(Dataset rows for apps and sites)

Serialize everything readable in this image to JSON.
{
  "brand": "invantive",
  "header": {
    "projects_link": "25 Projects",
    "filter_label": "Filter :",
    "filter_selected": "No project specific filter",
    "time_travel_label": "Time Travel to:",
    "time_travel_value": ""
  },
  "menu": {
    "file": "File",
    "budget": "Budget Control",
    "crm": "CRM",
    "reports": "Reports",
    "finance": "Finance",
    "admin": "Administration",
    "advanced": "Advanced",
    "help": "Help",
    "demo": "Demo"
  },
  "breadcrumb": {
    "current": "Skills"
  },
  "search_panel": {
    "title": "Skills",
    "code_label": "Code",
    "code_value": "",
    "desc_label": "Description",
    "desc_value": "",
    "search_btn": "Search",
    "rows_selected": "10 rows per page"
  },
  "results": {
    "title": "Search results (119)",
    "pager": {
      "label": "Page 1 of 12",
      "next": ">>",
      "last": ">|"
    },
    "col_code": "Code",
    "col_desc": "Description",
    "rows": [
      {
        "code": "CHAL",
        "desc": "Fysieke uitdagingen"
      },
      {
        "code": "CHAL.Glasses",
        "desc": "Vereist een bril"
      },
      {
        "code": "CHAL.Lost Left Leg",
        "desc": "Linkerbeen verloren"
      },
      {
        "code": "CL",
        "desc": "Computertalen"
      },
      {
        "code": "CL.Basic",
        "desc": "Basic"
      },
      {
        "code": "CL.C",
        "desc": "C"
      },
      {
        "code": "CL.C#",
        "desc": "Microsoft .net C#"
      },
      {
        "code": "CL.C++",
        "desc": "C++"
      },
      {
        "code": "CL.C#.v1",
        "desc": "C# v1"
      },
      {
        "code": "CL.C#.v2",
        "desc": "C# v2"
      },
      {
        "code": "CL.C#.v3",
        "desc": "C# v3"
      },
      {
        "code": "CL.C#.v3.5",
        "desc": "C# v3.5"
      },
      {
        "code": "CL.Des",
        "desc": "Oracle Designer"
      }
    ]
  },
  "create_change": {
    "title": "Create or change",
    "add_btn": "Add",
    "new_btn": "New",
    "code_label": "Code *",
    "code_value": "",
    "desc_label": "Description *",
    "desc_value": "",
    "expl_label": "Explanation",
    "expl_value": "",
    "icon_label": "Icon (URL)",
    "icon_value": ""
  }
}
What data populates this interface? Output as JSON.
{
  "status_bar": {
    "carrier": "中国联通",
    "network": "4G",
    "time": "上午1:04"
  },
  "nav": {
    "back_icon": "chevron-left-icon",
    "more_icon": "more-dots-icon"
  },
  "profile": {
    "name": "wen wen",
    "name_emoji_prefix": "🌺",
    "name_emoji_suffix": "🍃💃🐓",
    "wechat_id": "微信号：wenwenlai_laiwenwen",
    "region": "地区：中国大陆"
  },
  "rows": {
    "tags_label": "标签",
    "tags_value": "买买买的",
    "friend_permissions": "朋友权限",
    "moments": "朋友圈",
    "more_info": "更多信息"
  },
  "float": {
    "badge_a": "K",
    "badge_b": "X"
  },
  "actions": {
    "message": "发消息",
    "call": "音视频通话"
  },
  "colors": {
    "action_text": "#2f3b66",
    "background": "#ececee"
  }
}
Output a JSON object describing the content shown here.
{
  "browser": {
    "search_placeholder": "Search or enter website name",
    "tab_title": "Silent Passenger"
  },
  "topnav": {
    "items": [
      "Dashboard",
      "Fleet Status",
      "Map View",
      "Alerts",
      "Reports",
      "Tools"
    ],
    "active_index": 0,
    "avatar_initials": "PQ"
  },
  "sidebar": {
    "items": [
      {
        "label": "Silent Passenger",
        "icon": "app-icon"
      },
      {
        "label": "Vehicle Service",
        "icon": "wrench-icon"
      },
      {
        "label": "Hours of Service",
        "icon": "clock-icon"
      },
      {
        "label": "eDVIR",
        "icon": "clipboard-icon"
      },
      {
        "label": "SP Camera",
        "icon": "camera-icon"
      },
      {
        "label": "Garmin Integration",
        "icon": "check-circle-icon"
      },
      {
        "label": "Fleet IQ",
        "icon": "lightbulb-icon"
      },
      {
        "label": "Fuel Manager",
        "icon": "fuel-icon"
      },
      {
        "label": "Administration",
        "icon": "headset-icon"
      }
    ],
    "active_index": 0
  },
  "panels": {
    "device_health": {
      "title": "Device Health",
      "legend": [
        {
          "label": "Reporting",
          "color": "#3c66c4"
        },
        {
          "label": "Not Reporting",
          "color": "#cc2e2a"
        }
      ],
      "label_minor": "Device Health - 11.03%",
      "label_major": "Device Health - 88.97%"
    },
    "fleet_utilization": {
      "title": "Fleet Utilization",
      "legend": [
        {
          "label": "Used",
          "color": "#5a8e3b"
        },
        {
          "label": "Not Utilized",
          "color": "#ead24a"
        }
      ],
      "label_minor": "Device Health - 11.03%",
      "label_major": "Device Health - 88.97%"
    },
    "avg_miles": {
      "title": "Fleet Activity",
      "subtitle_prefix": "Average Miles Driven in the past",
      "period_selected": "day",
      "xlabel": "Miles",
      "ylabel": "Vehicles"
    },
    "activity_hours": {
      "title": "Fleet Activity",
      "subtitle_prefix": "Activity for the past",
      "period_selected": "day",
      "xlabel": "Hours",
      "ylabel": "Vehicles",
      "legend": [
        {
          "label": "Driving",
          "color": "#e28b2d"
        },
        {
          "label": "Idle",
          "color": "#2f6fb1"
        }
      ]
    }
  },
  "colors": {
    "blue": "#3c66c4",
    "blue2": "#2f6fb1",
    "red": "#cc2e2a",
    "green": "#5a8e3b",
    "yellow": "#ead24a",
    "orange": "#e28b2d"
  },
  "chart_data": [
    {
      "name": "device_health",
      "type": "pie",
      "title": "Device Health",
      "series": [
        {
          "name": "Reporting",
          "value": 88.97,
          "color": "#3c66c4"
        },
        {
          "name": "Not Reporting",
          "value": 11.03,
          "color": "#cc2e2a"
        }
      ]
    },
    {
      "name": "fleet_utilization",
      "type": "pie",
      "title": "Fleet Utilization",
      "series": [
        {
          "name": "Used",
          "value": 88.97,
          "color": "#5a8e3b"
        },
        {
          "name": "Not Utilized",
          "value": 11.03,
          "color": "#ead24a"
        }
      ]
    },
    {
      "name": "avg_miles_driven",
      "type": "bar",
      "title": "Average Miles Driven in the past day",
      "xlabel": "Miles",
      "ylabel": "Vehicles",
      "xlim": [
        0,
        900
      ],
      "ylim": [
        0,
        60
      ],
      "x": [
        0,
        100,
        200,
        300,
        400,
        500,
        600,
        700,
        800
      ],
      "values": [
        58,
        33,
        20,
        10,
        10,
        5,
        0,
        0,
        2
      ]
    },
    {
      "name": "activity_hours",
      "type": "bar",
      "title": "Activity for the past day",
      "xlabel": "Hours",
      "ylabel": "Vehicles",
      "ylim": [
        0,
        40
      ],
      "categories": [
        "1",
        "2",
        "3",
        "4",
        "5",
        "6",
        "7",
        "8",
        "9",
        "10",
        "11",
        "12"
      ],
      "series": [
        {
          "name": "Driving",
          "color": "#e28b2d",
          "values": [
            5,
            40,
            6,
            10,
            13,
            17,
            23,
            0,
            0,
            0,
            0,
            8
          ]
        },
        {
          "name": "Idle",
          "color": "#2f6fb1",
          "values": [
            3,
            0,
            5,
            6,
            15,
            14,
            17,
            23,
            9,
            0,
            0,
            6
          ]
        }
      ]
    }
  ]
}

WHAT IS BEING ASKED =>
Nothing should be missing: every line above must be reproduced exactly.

EXERCISE SOLUTION =>
Serialize everything readable in this image to JSON.
{
  "brand": "invantive",
  "header": {
    "projects_link": "25 Projects",
    "filter_label": "Filter :",
    "filter_selected": "No project specific filter",
    "time_travel_label": "Time Travel to:",
    "time_travel_value": ""
  },
  "menu": {
    "file": "File",
    "budget": "Budget Control",
    "crm": "CRM",
    "reports": "Reports",
    "finance": "Finance",
    "admin": "Administration",
    "advanced": "Advanced",
    "help": "Help",
    "demo": "Demo"
  },
  "breadcrumb": {
    "current": "Skills"
  },
  "search_panel": {
    "title": "Skills",
    "code_label": "Code",
    "code_value": "",
    "desc_label": "Description",
    "desc_value": "",
    "search_btn": "Search",
    "rows_selected": "10 rows per page"
  },
  "results": {
    "title": "Search results (119)",
    "pager": {
      "label": "Page 1 of 12",
      "next": ">>",
      "last": ">|"
    },
    "col_code": "Code",
    "col_desc": "Description",
    "rows": [
      {
        "code": "CHAL",
        "desc": "Fysieke uitdagingen"
      },
      {
        "code": "CHAL.Glasses",
        "desc": "Vereist een bril"
      },
      {
        "code": "CHAL.Lost Left Leg",
        "desc": "Linkerbeen verloren"
      },
      {
        "code": "CL",
        "desc": "Computertalen"
      },
      {
        "code": "CL.Basic",
        "desc": "Basic"
      },
      {
        "code": "CL.C",
        "desc": "C"
      },
      {
        "code": "CL.C#",
        "desc": "Microsoft .net C#"
      },
      {
        "code": "CL.C++",
        "desc": "C++"
      },
      {
        "code": "CL.C#.v1",
        "desc": "C# v1"
      },
      {
        "code": "CL.C#.v2",
        "desc": "C# v2"
      },
      {
        "code": "CL.C#.v3",
        "desc": "C# v3"
      },
      {
        "code": "CL.C#.v3.5",
        "desc": "C# v3.5"
      },
      {
        "code": "CL.Des",
        "desc": "Oracle Designer"
      }
    ]
  },
  "create_change": {
    "title": "Create or change",
    "add_btn": "Add",
    "new_btn": "New",
    "code_label": "Code *",
    "code_value": "",
    "desc_label": "Description *",
    "desc_value": "",
    "expl_label": "Explanation",
    "expl_value": "",
    "icon_label": "Icon (URL)",
    "icon_value": ""
  }
}
What data populates this interface? Output as JSON.
{
  "status_bar": {
    "carrier": "中国联通",
    "network": "4G",
    "time": "上午1:04"
  },
  "nav": {
    "back_icon": "chevron-left-icon",
    "more_icon": "more-dots-icon"
  },
  "profile": {
    "name": "wen wen",
    "name_emoji_prefix": "🌺",
    "name_emoji_suffix": "🍃💃🐓",
    "wechat_id": "微信号：wenwenlai_laiwenwen",
    "region": "地区：中国大陆"
  },
  "rows": {
    "tags_label": "标签",
    "tags_value": "买买买的",
    "friend_permissions": "朋友权限",
    "moments": "朋友圈",
    "more_info": "更多信息"
  },
  "float": {
    "badge_a": "K",
    "badge_b": "X"
  },
  "actions": {
    "message": "发消息",
    "call": "音视频通话"
  },
  "colors": {
    "action_text": "#2f3b66",
    "background": "#ececee"
  }
}
Output a JSON object describing the content shown here.
{
  "browser": {
    "search_placeholder": "Search or enter website name",
    "tab_title": "Silent Passenger"
  },
  "topnav": {
    "items": [
      "Dashboard",
      "Fleet Status",
      "Map View",
      "Alerts",
      "Reports",
      "Tools"
    ],
    "active_index": 0,
    "avatar_initials": "PQ"
  },
  "sidebar": {
    "items": [
      {
        "label": "Silent Passenger",
        "icon": "app-icon"
      },
      {
        "label": "Vehicle Service",
        "icon": "wrench-icon"
      },
      {
        "label": "Hours of Service",
        "icon": "clock-icon"
      },
      {
        "label": "eDVIR",
        "icon": "clipboard-icon"
      },
      {
        "label": "SP Camera",
        "icon": "camera-icon"
      },
      {
        "label": "Garmin Integration",
        "icon": "check-circle-icon"
      },
      {
        "label": "Fleet IQ",
        "icon": "lightbulb-icon"
      },
      {
        "label": "Fuel Manager",
        "icon": "fuel-icon"
      },
      {
        "label": "Administration",
        "icon": "headset-icon"
      }
    ],
    "active_index": 0
  },
  "panels": {
    "device_health": {
      "title": "Device Health",
      "legend": [
        {
          "label": "Reporting",
          "color": "#3c66c4"
        },
        {
          "label": "Not Reporting",
          "color": "#cc2e2a"
        }
      ],
      "label_minor": "Device Health - 11.03%",
      "label_major": "Device Health - 88.97%"
    },
    "fleet_utilization": {
      "title": "Fleet Utilization",
      "legend": [
        {
          "label": "Used",
          "color": "#5a8e3b"
        },
        {
          "label": "Not Utilized",
          "color": "#ead24a"
        }
      ],
      "label_minor": "Device Health - 11.03%",
      "label_major": "Device Health - 88.97%"
    },
    "avg_miles": {
      "title": "Fleet Activity",
      "subtitle_prefix": "Average Miles Driven in the past",
      "period_selected": "day",
      "xlabel": "Miles",
      "ylabel": "Vehicles"
    },
    "activity_hours": {
      "title": "Fleet Activity",
      "subtitle_prefix": "Activity for the past",
      "period_selected": "day",
      "xlabel": "Hours",
      "ylabel": "Vehicles",
      "legend": [
        {
          "label": "Driving",
          "color": "#e28b2d"
        },
        {
          "label": "Idle",
          "color": "#2f6fb1"
        }
      ]
    }
  },
  "colors": {
    "blue": "#3c66c4",
    "blue2": "#2f6fb1",
    "red": "#cc2e2a",
    "green": "#5a8e3b",
    "yellow": "#ead24a",
    "orange": "#e28b2d"
  },
  "chart_data": [
    {
      "name": "device_health",
      "type": "pie",
      "title": "Device Health",
      "series": [
        {
          "name": "Reporting",
          "value": 88.97,
          "color": "#3c66c4"
        },
        {
          "name": "Not Reporting",
          "value": 11.03,
          "color": "#cc2e2a"
        }
      ]
    },
    {
      "name": "fleet_utilization",
      "type": "pie",
      "title": "Fleet Utilization",
      "series": [
        {
          "name": "Used",
          "value": 88.97,
          "color": "#5a8e3b"
        },
        {
          "name": "Not Utilized",
          "value": 11.03,
          "color": "#ead24a"
        }
      ]
    },
    {
      "name": "avg_miles_driven",
      "type": "bar",
      "title": "Average Miles Driven in the past day",
      "xlabel": "Miles",
      "ylabel": "Vehicles",
      "xlim": [
        0,
        900
      ],
      "ylim": [
        0,
        60
      ],
      "x": [
        0,
        100,
        200,
        300,
        400,
        500,
        600,
        700,
        800
      ],
      "values": [
        58,
        33,
        20,
        10,
        10,
        5,
        0,
        0,
        2
      ]
    },
    {
      "name": "activity_hours",
      "type": "bar",
      "title": "Activity for the past day",
      "xlabel": "Hours",
      "ylabel": "Vehicles",
      "ylim": [
        0,
        40
      ],
      "categories": [
        "1",
        "2",
        "3",
        "4",
        "5",
        "6",
        "7",
        "8",
        "9",
        "10",
        "11",
        "12"
      ],
      "series": [
        {
          "name": "Driving",
          "color": "#e28b2d",
          "values": [
            5,
            40,
            6,
            10,
            13,
            17,
            23,
            0,
            0,
            0,
            0,
            8
          ]
        },
        {
          "name": "Idle",
          "color": "#2f6fb1",
          "values": [
            3,
            0,
            5,
            6,
            15,
            14,
            17,
            23,
            9,
            0,
            0,
            6
          ]
        }
      ]
    }
  ]
}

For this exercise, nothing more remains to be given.